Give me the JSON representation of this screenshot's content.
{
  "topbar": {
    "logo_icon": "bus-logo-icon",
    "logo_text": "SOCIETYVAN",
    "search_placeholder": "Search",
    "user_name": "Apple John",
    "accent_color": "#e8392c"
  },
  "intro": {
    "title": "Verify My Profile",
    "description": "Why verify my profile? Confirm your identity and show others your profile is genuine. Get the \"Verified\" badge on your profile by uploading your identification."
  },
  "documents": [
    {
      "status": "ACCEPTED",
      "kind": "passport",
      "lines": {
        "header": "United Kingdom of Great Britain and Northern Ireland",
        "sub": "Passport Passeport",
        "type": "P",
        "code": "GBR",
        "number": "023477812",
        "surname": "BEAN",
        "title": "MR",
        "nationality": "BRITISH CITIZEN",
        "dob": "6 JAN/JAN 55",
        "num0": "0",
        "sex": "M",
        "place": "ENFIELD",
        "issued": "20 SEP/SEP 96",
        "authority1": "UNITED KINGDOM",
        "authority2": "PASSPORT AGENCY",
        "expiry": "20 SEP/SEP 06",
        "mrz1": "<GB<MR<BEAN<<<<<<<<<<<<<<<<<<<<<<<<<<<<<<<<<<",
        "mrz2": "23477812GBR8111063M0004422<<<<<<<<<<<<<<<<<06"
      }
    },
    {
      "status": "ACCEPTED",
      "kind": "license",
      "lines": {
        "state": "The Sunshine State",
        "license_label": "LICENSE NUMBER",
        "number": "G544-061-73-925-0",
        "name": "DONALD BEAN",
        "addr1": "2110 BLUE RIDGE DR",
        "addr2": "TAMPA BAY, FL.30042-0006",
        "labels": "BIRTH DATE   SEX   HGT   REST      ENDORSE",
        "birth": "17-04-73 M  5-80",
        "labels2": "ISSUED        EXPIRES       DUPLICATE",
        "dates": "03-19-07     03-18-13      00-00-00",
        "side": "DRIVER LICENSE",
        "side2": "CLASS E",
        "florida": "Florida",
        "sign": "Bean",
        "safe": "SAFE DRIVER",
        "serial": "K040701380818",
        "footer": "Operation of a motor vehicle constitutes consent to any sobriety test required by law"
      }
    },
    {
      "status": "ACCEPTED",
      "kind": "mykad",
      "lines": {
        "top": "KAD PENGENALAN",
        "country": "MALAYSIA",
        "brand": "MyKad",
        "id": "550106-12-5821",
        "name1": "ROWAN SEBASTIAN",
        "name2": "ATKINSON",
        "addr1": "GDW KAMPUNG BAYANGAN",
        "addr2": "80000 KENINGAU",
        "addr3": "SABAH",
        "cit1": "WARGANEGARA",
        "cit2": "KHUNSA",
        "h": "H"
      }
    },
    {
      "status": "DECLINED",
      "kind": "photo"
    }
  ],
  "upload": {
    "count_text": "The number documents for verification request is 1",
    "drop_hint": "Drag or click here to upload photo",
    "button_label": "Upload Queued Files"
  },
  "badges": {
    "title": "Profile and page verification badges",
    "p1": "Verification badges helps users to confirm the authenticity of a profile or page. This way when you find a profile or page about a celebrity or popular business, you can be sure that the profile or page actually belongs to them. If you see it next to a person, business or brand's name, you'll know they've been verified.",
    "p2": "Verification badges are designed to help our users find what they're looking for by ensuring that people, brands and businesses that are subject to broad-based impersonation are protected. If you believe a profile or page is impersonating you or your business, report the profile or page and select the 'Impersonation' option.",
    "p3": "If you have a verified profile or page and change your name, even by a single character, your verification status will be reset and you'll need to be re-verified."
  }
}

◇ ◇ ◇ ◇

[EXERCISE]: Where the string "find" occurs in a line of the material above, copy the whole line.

[TASK SOLUTION]:
    "p1": "Verification badges helps users to confirm the authenticity of a profile or page. This way when you find a profile or page about a celebrity or popular business, you can be sure that the profile or page actually belongs to them. If you see it next to a person, business or brand's name, you'll know they've been verified.",
    "p2": "Verification badges are designed to help our users find what they're looking for by ensuring that people, brands and businesses that are subject to broad-based impersonation are protected. If you believe a profile or page is impersonating you or your business, report the profile or page and select the 'Impersonation' option.",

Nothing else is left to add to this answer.